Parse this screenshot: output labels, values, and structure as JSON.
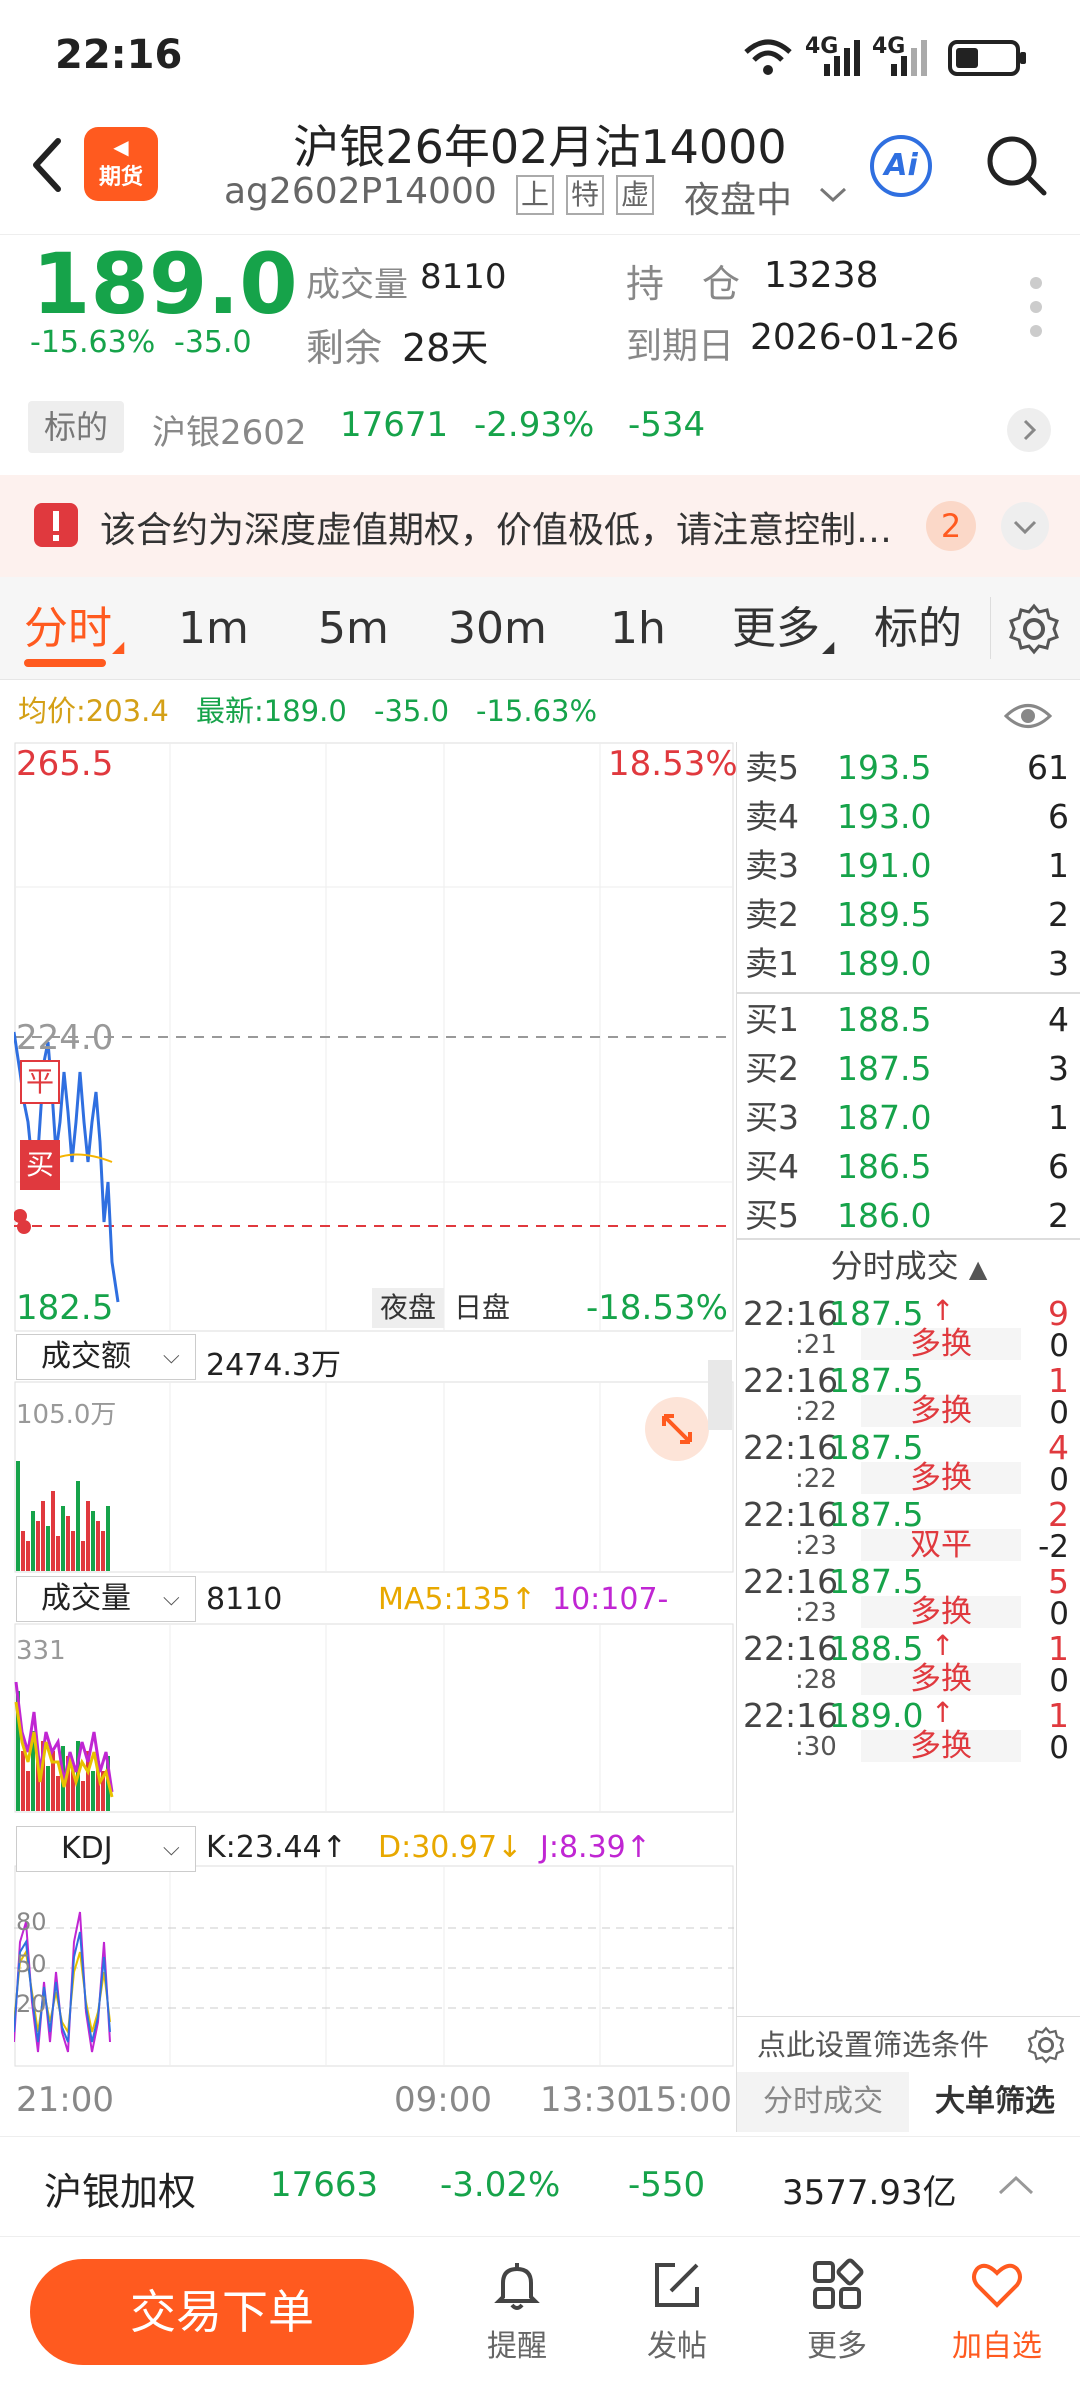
{
  "status_bar": {
    "time": "22:16",
    "net1": "4G",
    "net2": "4G"
  },
  "header": {
    "back_icon": "back-arrow-icon",
    "logo_text": "期货",
    "title": "沪银26年02月沽14000",
    "code": "ag2602P14000",
    "tag1": "上",
    "tag2": "特",
    "tag3": "虚",
    "session": "夜盘中",
    "ai_label": "Ai"
  },
  "quote": {
    "price": "189.0",
    "change_pct": "-15.63%",
    "change": "-35.0",
    "volume_label": "成交量",
    "volume": "8110",
    "oi_label": "持　仓",
    "oi": "13238",
    "remain_label": "剩余",
    "remain": "28天",
    "expiry_label": "到期日",
    "expiry": "2026-01-26"
  },
  "underlying": {
    "tag": "标的",
    "name": "沪银2602",
    "price": "17671",
    "pct": "-2.93%",
    "change": "-534"
  },
  "warning": {
    "text": "该合约为深度虚值期权，价值极低，请注意控制…",
    "count": "2"
  },
  "tabs": [
    "分时",
    "1m",
    "5m",
    "30m",
    "1h",
    "更多",
    "标的"
  ],
  "avgline": {
    "avg": "均价:203.4",
    "latest": "最新:189.0",
    "chg": "-35.0",
    "pct": "-15.63%"
  },
  "main_chart": {
    "high": "265.5",
    "high_pct": "18.53%",
    "mid": "224.0",
    "low": "182.5",
    "low_pct": "-18.53%",
    "marker_ping": "平",
    "marker_mai": "买",
    "session_night": "夜盘",
    "session_day": "日盘"
  },
  "amount_panel": {
    "label": "成交额",
    "value": "2474.3万",
    "max": "105.0万"
  },
  "volume_panel": {
    "label": "成交量",
    "value": "8110",
    "ma5": "MA5:135↑",
    "ma10": "10:107-",
    "max": "331"
  },
  "kdj_panel": {
    "label": "KDJ",
    "k": "K:23.44↑",
    "d": "D:30.97↓",
    "j": "J:8.39↑",
    "levels": [
      "80",
      "50",
      "20"
    ]
  },
  "time_axis": {
    "t1": "21:00",
    "t2": "09:00",
    "t3": "13:30",
    "t4": "15:00"
  },
  "orderbook": {
    "asks": [
      {
        "label": "卖5",
        "price": "193.5",
        "qty": "61"
      },
      {
        "label": "卖4",
        "price": "193.0",
        "qty": "6"
      },
      {
        "label": "卖3",
        "price": "191.0",
        "qty": "1"
      },
      {
        "label": "卖2",
        "price": "189.5",
        "qty": "2"
      },
      {
        "label": "卖1",
        "price": "189.0",
        "qty": "3"
      }
    ],
    "bids": [
      {
        "label": "买1",
        "price": "188.5",
        "qty": "4"
      },
      {
        "label": "买2",
        "price": "187.5",
        "qty": "3"
      },
      {
        "label": "买3",
        "price": "187.0",
        "qty": "1"
      },
      {
        "label": "买4",
        "price": "186.5",
        "qty": "6"
      },
      {
        "label": "买5",
        "price": "186.0",
        "qty": "2"
      }
    ]
  },
  "trades_header": "分时成交",
  "trades": [
    {
      "time": "22:16",
      "sec": ":21",
      "price": "187.5",
      "arrow": "↑",
      "qty": "9",
      "type": "多换",
      "oi": "0"
    },
    {
      "time": "22:16",
      "sec": ":22",
      "price": "187.5",
      "arrow": "",
      "qty": "1",
      "type": "多换",
      "oi": "0"
    },
    {
      "time": "22:16",
      "sec": ":22",
      "price": "187.5",
      "arrow": "",
      "qty": "4",
      "type": "多换",
      "oi": "0"
    },
    {
      "time": "22:16",
      "sec": ":23",
      "price": "187.5",
      "arrow": "",
      "qty": "2",
      "type": "双平",
      "oi": "-2"
    },
    {
      "time": "22:16",
      "sec": ":23",
      "price": "187.5",
      "arrow": "",
      "qty": "5",
      "type": "多换",
      "oi": "0"
    },
    {
      "time": "22:16",
      "sec": ":28",
      "price": "188.5",
      "arrow": "↑",
      "qty": "1",
      "type": "多换",
      "oi": "0"
    },
    {
      "time": "22:16",
      "sec": ":30",
      "price": "189.0",
      "arrow": "↑",
      "qty": "1",
      "type": "多换",
      "oi": "0"
    }
  ],
  "filter_text": "点此设置筛选条件",
  "subtabs": {
    "left": "分时成交",
    "right": "大单筛选"
  },
  "bottom_quote": {
    "name": "沪银加权",
    "price": "17663",
    "pct": "-3.02%",
    "chg": "-550",
    "amount": "3577.93亿"
  },
  "bottom_nav": {
    "trade": "交易下单",
    "remind": "提醒",
    "post": "发帖",
    "more": "更多",
    "fav": "加自选"
  }
}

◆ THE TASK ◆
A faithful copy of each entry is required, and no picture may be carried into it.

◆ ANSWER ◆
Parse this screenshot: output labels, values, and structure as JSON.
{
  "status_bar": {
    "time": "22:16",
    "net1": "4G",
    "net2": "4G"
  },
  "header": {
    "back_icon": "back-arrow-icon",
    "logo_text": "期货",
    "title": "沪银26年02月沽14000",
    "code": "ag2602P14000",
    "tag1": "上",
    "tag2": "特",
    "tag3": "虚",
    "session": "夜盘中",
    "ai_label": "Ai"
  },
  "quote": {
    "price": "189.0",
    "change_pct": "-15.63%",
    "change": "-35.0",
    "volume_label": "成交量",
    "volume": "8110",
    "oi_label": "持　仓",
    "oi": "13238",
    "remain_label": "剩余",
    "remain": "28天",
    "expiry_label": "到期日",
    "expiry": "2026-01-26"
  },
  "underlying": {
    "tag": "标的",
    "name": "沪银2602",
    "price": "17671",
    "pct": "-2.93%",
    "change": "-534"
  },
  "warning": {
    "text": "该合约为深度虚值期权，价值极低，请注意控制…",
    "count": "2"
  },
  "tabs": [
    "分时",
    "1m",
    "5m",
    "30m",
    "1h",
    "更多",
    "标的"
  ],
  "avgline": {
    "avg": "均价:203.4",
    "latest": "最新:189.0",
    "chg": "-35.0",
    "pct": "-15.63%"
  },
  "main_chart": {
    "high": "265.5",
    "high_pct": "18.53%",
    "mid": "224.0",
    "low": "182.5",
    "low_pct": "-18.53%",
    "marker_ping": "平",
    "marker_mai": "买",
    "session_night": "夜盘",
    "session_day": "日盘"
  },
  "amount_panel": {
    "label": "成交额",
    "value": "2474.3万",
    "max": "105.0万"
  },
  "volume_panel": {
    "label": "成交量",
    "value": "8110",
    "ma5": "MA5:135↑",
    "ma10": "10:107-",
    "max": "331"
  },
  "kdj_panel": {
    "label": "KDJ",
    "k": "K:23.44↑",
    "d": "D:30.97↓",
    "j": "J:8.39↑",
    "levels": [
      "80",
      "50",
      "20"
    ]
  },
  "time_axis": {
    "t1": "21:00",
    "t2": "09:00",
    "t3": "13:30",
    "t4": "15:00"
  },
  "orderbook": {
    "asks": [
      {
        "label": "卖5",
        "price": "193.5",
        "qty": "61"
      },
      {
        "label": "卖4",
        "price": "193.0",
        "qty": "6"
      },
      {
        "label": "卖3",
        "price": "191.0",
        "qty": "1"
      },
      {
        "label": "卖2",
        "price": "189.5",
        "qty": "2"
      },
      {
        "label": "卖1",
        "price": "189.0",
        "qty": "3"
      }
    ],
    "bids": [
      {
        "label": "买1",
        "price": "188.5",
        "qty": "4"
      },
      {
        "label": "买2",
        "price": "187.5",
        "qty": "3"
      },
      {
        "label": "买3",
        "price": "187.0",
        "qty": "1"
      },
      {
        "label": "买4",
        "price": "186.5",
        "qty": "6"
      },
      {
        "label": "买5",
        "price": "186.0",
        "qty": "2"
      }
    ]
  },
  "trades_header": "分时成交",
  "trades": [
    {
      "time": "22:16",
      "sec": ":21",
      "price": "187.5",
      "arrow": "↑",
      "qty": "9",
      "type": "多换",
      "oi": "0"
    },
    {
      "time": "22:16",
      "sec": ":22",
      "price": "187.5",
      "arrow": "",
      "qty": "1",
      "type": "多换",
      "oi": "0"
    },
    {
      "time": "22:16",
      "sec": ":22",
      "price": "187.5",
      "arrow": "",
      "qty": "4",
      "type": "多换",
      "oi": "0"
    },
    {
      "time": "22:16",
      "sec": ":23",
      "price": "187.5",
      "arrow": "",
      "qty": "2",
      "type": "双平",
      "oi": "-2"
    },
    {
      "time": "22:16",
      "sec": ":23",
      "price": "187.5",
      "arrow": "",
      "qty": "5",
      "type": "多换",
      "oi": "0"
    },
    {
      "time": "22:16",
      "sec": ":28",
      "price": "188.5",
      "arrow": "↑",
      "qty": "1",
      "type": "多换",
      "oi": "0"
    },
    {
      "time": "22:16",
      "sec": ":30",
      "price": "189.0",
      "arrow": "↑",
      "qty": "1",
      "type": "多换",
      "oi": "0"
    }
  ],
  "filter_text": "点此设置筛选条件",
  "subtabs": {
    "left": "分时成交",
    "right": "大单筛选"
  },
  "bottom_quote": {
    "name": "沪银加权",
    "price": "17663",
    "pct": "-3.02%",
    "chg": "-550",
    "amount": "3577.93亿"
  },
  "bottom_nav": {
    "trade": "交易下单",
    "remind": "提醒",
    "post": "发帖",
    "more": "更多",
    "fav": "加自选"
  }
}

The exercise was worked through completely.